It’s been easy to be sceptical about virtual reality.
For all the money spent in the last few years in the space, not least Facebook’s $2 billion acquisition of Oculus, it’s been a long road to consumer VR.
But now all the major players have arrived. The Samsung Gear VR is out, as is the Oculus Rift and the HTC Vive. The PlayStation VR will launch in just a week’s time on October 13th.
And now Google has shown its hand (again). Building on Google Cardboard, a cheap VR offering that has shipped over five million units, it has just revealed the Google Daydream VR headset.
Google Daydream View takes the fight directly to the Samsung Gear VR. It will cost just £69, less than the Gear VR’s initial £80 price (though you can now pick up a Gear VR for £52, minus a controller).
Google’s headset meanwhile ships with a motion controller at no extra cost. That’s more than can be said for the disappointing decision not to ship the Oculus Rift with the Oculus Touch – which are a pair excellent VR controllers. Though a more traditional controller can be used with Gear VR, it must be bought separately.
But what Google has done here is not simply tack on any old controller. As the company itself says, users can use the controller to "swing a bat, steer an airship, or even cast a spell with a magic wand" (The latter of which is a technique that will be used in Warner Brothers' Fantastic Beasts and Where to Find Them game - one of 50 titles coming to Daydream this year).
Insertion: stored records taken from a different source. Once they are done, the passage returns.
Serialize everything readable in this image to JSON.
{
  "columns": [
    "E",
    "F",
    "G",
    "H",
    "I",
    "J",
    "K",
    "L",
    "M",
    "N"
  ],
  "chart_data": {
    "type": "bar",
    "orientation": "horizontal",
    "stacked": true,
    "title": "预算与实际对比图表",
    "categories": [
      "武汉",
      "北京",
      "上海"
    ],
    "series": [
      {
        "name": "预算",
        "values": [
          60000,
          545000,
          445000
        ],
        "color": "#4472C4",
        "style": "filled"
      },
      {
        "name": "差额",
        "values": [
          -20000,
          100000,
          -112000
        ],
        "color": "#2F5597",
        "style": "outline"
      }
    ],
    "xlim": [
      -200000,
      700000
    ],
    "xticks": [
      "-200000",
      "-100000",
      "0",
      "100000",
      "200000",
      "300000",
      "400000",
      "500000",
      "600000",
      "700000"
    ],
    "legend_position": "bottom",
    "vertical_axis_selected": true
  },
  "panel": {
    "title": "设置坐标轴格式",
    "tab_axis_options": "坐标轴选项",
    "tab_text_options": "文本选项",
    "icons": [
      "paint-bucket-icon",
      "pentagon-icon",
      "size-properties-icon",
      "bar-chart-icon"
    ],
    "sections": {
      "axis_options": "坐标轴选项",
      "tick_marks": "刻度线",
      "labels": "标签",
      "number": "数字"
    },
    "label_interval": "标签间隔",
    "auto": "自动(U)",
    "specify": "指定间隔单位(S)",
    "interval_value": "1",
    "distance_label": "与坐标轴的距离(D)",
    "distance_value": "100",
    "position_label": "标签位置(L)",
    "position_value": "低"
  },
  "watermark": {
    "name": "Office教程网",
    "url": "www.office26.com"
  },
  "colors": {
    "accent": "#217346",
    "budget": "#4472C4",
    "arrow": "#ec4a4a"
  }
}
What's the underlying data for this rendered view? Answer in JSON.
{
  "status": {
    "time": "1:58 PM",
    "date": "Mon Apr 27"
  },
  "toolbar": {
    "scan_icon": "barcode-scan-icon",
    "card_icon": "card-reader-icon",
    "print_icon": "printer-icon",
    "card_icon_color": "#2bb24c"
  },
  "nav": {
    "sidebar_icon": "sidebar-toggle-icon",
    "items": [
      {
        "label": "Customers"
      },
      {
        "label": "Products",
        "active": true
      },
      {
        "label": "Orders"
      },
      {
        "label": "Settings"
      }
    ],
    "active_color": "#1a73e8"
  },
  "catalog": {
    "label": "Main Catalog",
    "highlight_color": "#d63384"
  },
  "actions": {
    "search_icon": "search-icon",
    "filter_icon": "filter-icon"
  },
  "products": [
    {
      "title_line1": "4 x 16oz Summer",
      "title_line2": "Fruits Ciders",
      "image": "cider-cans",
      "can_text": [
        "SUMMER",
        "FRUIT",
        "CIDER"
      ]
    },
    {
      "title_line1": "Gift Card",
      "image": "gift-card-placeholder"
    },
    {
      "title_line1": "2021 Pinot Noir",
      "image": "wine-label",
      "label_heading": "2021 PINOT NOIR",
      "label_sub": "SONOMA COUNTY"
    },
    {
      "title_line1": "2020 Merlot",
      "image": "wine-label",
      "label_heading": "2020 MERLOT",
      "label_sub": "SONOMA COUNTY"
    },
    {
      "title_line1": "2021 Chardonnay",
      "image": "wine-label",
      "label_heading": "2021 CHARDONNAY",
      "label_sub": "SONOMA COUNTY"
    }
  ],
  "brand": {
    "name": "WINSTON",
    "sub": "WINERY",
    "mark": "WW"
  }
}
By using something more user friendly and reminiscent of the Wii remote, it could set the standard control scheme for mobile VR that others will follow.
It may not be as precie as the HTC Vive, but does it need to be?
Currently, Daydream is only confirmed as compatible with the new Google Pixel smartphones running on Android Nougat 7. But it has previously announced hardware partners such as HTC, Samsung, LG, Xiaomi, Huawei, ZTE, Asus and Alcatel.
If more Android smartphones become readily compatible with Daydream, it gives Google a significant platform to build up a large VR userbase. Google understandably wants to sell its own hardware, but it's a surprise that manufacturing partners were not mentioned during or after the announcements.
Mobile offers a much bigger market than will ever be available to the Oculus Rift and HTC Vive in their current forms. Owning a powerful smartphone is nowhere near as big a hurdle for consumers to overcome as it is to purchase a PC or console, and then a headset on top.
The only question they need to ask for Daydream is if they have an iOS or Android phone.
Google Daydream VR costs £69, comes with motion controller reminiscent of the Wii remote and is wrapped in a more welcoming fabric design than the hard casing of its competitors, a nice touc h that makes the whole thing a more enticing and accessible package.
Though I’m sure Samsung and Oculus won’t go down without a fight (Samsung is in the odd position of supporting its own hardware and Daydream), Daydream View leaves competitors playing catch up.
You can tell someone the Rift is more powerful and will have better graphics – maybe even a better experience – but it's too expensive right now.
Google offers an entry point for VR. And once someone has bought that good quality cheaper headset, it’s unlikely they’ll fork out for a more expensive headset to boot.
The social factor
One issue Google didn’t answer was how it would be tackling the social aspects of VR. You could argue that VR is still a non-social product.
But in today’s world of online connectivity, what does social really mean when it comes to technology and games?
When we think of ‘social’ in this sense, really what we mean is connecting to others through social media, messaging apps, in-game avatars, voice chat and other means of communicating online.
You only need to look at the dearth of local multiplayer games on the PS4 and Xbox One to see that offline play has fast become a thing of the past, yet multiplayer gaming is bigger than ever.
It's not something you'll always bring out for when the family comes round, but it could easily fit in somewhere in your life at home.
VR for the masses
With Google Daydream View, VR is ready to start hitting the mainstream.
Samsung said back in May it had sold 300,000 headsets in Europe alone. At the same time Oculus mobile head Max Cohen said “one million people” had used the headset in April 2016.
Given the right support, it’s not difficult to see Google Daydream VR hitting big numbers and becoming the leading virtual reality headset on the market over the next year and selling millions of units.
Google’s tech is the closest yet at bringing VR to the masses, and sets a tough benchmark for others to beat.